On Tuesday, Sept. 10, the funeral home called us. “Our guy went to pick her up, but the GBI told us they wanted to keep her for further testing,” they informed my dad.

“A blessing in disguise,” my dad answered. “They’re taking this seriously.”

The next day, my father called the medical examiner again, curious about the extra tests they had performed. She told him that based on the phone call she received from my father from the day before, she decided to run more tests and take a few more biopsies; this came just hours after she informed the funeral home her body was ready to be cremated. This was an opportunity that we had almost missed.

How many people, particularly middle-aged women, are dead because of this disease and haven’t been investigated?

Several days passed. As the death toll continued to rise and Georgia began to receive reports, my mother’s death did not make headlines. On Sept. 16, the medical examiner reported to my father that it would take four months to confirm her cause of death, despite reports of vaping-related deaths growing in numbers.

Many times throughout the investigation, my tired father hung his head between his hands.

“It’s incredible,” he would say, voice laced with the pain of loss, “how much we have to do to get this investigated, how many dots that we have to connect for the officials. It’s incredible how much we have to do just to get the damn weed out of our house. Why wouldn’t they be sending people to talk to us? Why do we have to ask them to do it?”

My mother was a middle-aged woman.
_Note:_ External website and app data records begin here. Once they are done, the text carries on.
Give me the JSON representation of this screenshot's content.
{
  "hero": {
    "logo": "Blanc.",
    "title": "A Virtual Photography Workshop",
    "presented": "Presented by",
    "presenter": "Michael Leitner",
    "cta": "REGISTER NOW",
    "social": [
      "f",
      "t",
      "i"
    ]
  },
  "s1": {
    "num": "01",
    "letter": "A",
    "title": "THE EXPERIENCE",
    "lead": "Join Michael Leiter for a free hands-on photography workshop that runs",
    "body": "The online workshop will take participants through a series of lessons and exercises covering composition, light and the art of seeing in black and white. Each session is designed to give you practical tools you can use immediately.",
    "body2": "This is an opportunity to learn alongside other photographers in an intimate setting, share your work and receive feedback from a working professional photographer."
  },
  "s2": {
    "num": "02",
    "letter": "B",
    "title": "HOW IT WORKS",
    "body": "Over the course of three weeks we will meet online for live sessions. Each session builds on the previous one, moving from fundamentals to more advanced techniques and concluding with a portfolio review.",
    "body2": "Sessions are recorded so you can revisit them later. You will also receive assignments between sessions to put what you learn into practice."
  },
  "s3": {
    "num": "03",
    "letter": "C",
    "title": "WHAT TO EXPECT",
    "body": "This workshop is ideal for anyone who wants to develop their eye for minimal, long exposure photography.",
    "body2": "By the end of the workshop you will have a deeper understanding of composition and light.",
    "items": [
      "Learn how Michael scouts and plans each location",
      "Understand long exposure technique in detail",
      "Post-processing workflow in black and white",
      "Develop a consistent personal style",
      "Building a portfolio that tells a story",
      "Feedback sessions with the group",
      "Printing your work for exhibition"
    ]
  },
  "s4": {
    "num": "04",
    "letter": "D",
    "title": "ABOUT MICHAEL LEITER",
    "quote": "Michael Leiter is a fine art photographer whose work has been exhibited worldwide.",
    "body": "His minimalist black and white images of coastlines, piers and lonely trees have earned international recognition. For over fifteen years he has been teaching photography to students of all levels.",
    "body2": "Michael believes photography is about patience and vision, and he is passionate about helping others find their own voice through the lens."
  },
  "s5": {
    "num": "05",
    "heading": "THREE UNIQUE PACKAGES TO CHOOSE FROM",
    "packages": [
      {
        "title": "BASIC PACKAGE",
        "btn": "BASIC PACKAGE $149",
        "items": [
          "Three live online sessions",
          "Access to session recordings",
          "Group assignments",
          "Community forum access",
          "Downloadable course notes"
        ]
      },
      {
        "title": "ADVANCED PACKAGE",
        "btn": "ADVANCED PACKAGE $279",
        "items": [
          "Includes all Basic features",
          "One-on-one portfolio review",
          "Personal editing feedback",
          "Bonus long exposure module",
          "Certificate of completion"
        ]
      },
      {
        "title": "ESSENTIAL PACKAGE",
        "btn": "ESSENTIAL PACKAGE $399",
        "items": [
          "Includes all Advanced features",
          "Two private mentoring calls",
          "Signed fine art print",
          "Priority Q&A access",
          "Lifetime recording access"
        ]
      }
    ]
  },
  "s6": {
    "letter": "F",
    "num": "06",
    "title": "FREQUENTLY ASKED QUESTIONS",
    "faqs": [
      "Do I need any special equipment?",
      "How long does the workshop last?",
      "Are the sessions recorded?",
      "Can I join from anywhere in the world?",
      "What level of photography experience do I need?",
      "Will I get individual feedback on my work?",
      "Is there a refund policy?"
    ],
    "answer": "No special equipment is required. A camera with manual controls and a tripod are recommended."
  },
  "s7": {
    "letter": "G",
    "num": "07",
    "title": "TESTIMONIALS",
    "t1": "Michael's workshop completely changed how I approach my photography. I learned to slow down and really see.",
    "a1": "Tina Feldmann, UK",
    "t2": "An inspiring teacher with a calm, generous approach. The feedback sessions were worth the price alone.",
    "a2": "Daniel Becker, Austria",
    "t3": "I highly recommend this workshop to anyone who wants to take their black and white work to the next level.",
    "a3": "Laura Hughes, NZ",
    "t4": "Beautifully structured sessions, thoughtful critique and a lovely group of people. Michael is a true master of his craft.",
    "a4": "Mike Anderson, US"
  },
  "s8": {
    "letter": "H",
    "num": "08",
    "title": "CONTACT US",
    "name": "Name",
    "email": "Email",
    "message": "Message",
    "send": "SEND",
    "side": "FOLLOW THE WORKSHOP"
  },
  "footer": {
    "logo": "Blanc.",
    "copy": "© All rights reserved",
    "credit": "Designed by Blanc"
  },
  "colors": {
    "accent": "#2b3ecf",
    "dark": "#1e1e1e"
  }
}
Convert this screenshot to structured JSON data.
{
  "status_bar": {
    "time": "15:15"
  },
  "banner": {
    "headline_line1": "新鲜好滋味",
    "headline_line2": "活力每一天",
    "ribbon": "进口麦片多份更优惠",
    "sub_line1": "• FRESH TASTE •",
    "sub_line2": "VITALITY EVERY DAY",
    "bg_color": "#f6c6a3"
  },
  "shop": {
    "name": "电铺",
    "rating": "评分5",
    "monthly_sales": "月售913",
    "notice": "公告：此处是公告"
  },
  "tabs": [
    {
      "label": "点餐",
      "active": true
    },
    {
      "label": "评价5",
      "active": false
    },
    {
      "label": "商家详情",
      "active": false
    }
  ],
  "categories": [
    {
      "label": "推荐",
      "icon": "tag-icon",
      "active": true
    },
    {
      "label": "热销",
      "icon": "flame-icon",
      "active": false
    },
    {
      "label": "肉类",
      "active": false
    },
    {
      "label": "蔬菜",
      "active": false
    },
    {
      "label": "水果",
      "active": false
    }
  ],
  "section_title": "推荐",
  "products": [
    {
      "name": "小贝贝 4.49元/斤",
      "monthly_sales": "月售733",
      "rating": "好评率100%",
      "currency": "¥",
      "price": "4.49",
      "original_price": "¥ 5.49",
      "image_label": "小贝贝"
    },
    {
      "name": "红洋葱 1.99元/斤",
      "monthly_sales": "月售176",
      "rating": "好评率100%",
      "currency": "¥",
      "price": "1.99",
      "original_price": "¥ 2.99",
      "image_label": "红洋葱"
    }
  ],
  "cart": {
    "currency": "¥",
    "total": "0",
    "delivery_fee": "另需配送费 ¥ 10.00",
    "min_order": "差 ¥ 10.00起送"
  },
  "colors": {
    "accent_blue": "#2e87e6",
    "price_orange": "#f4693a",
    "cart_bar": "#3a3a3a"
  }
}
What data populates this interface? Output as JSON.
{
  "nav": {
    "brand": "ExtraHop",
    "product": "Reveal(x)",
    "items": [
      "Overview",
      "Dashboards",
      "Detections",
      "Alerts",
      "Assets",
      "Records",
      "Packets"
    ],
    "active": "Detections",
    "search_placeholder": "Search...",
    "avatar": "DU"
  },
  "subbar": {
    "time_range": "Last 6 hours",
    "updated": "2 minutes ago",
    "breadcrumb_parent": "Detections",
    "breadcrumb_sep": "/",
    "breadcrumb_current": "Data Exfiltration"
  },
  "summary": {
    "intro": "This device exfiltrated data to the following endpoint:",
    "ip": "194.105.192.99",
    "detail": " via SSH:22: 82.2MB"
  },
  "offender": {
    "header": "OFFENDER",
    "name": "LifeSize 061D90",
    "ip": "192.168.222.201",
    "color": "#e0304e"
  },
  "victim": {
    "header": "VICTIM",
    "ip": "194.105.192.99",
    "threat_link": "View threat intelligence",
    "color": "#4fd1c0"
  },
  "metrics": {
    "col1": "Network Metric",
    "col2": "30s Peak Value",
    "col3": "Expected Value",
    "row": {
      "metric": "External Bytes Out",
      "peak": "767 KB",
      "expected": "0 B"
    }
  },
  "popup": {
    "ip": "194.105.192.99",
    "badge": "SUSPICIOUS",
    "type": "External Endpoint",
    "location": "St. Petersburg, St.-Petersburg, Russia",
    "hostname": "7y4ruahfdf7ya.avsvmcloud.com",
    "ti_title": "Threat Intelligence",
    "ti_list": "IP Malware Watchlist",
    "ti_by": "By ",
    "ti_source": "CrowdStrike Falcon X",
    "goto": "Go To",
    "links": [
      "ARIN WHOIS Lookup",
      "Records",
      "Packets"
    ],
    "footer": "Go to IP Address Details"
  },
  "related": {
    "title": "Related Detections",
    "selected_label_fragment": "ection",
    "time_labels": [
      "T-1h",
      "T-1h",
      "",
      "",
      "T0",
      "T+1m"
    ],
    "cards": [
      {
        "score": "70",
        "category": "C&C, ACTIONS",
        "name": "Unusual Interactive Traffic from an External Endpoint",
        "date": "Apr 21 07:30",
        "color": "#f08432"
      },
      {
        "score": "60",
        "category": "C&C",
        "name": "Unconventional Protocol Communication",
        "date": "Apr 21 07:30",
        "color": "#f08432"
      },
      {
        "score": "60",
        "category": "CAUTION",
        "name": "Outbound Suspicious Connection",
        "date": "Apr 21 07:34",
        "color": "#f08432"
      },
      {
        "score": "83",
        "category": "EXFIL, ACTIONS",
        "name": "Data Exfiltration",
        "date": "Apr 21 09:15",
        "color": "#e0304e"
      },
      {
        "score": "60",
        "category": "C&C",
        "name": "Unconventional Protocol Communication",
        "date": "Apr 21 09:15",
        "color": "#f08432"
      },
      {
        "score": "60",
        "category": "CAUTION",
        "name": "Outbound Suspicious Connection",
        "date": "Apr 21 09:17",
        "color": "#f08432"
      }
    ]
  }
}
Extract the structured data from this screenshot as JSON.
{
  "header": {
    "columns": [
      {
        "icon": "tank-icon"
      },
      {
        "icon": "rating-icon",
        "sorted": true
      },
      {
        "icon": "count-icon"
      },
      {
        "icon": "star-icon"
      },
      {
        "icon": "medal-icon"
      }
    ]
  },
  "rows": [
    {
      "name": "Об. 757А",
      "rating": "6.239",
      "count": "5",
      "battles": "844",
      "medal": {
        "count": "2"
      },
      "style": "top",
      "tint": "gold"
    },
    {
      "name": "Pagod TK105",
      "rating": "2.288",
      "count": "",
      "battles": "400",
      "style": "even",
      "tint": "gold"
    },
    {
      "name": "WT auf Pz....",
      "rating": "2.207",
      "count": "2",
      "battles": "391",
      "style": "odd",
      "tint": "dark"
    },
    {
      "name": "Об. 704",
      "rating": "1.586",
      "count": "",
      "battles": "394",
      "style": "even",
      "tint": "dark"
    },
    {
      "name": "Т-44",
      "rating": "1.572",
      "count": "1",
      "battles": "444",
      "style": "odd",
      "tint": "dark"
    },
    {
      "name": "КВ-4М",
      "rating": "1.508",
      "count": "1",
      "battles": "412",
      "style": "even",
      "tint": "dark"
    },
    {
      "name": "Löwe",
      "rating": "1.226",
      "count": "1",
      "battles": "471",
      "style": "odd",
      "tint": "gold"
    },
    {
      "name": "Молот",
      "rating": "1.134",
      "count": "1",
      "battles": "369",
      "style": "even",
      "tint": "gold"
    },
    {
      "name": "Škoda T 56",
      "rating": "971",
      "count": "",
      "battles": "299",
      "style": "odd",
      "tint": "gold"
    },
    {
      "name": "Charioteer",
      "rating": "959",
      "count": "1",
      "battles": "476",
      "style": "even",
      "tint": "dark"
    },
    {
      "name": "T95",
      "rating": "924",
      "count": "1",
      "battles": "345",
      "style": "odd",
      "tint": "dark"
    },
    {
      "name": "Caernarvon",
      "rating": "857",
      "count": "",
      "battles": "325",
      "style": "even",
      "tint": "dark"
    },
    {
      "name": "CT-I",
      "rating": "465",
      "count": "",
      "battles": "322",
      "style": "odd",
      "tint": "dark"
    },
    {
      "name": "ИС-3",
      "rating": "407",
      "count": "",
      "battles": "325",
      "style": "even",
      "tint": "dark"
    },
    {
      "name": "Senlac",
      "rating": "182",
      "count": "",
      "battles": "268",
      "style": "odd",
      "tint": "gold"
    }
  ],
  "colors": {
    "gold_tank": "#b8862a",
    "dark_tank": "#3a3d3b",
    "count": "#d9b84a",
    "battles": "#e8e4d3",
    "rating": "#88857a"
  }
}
At the age of 52, she was not exactly the demographic associated with the vaping disease: men with a median age of 19, according to a recent report by The Washington Post. Although adolescents do make up a large portion of e-cigarette users, 1 in 20 U.S. adults reported using e-cigarettes, according to a 2016 study.

How many people, particularly middle-aged women, are dead because of this disease and haven’t been investigated?

A not-so-sudden rise of side effects

The side effects of the vaping disease are not new. In a survey, users of nicotine e-cigarettes reported 405 side effects, with 326 of those being negative, according to a 2014 study titled “Vaping and Health: What Do We Know about E-Cigarettes?.” Such side effects included headaches and changes in appetite. The same study reported “various nicotine-related degradation products and other impurities in e-liquids and vapors,” although it claimed that such impurities were so small, it did not affect human health.

Nicotine toxicity has been known to produce symptoms of nausea, vomiting and diarrhea. Various online forums report similar effects from vaping, dating as far back as 2012. Because vaping marijuana is a relatively new practice, researchers aren’t yet sure of its side effects.

My mother had declared she was done with vaping, yet her decision came too late. She will never see her youngest daughter graduate high school, nor her oldest graduate college. She will never see her daughters married or meet her grandchildren. Her absence, a sudden and jarring hole in my family, will be felt for decades to come.

When the Union County Narcotics Officer first came to my family, he informed us that possession of THC cartridges is a felony in the state of Georgia due to its high amount of THC. In the eyes of the law, it is akin to heroin possession. On Sept. 11, Trump called to ban flavored e-cigarette juices.

But is keeping marijuana illegal and banning vape oil really the right solution? We need more research and balanced regulation, and we need them to be swifter than this disease.

For the inaction of the government, my family pays the consequences. For the past decade, where was the research to tell my mother that no, actually, we don’t know if vaping is healthy and that she should rethink that e-cigarette in favor of nicotine patches or medication? Where are the regulations that should have protected my mother’s life from something as careless as a potential contamination in her marijuana pen?

This vape-borne disease spared us no time for goodbyes, I-love-yous or last words. All that my family is left with is anger for the inaction of local authorities and the government and a new understanding of the value of air.

In a hotly debated issue of e-cigarette and marijuana regulation, do not forget the lives that may be at stake. Always remember that breath is precious.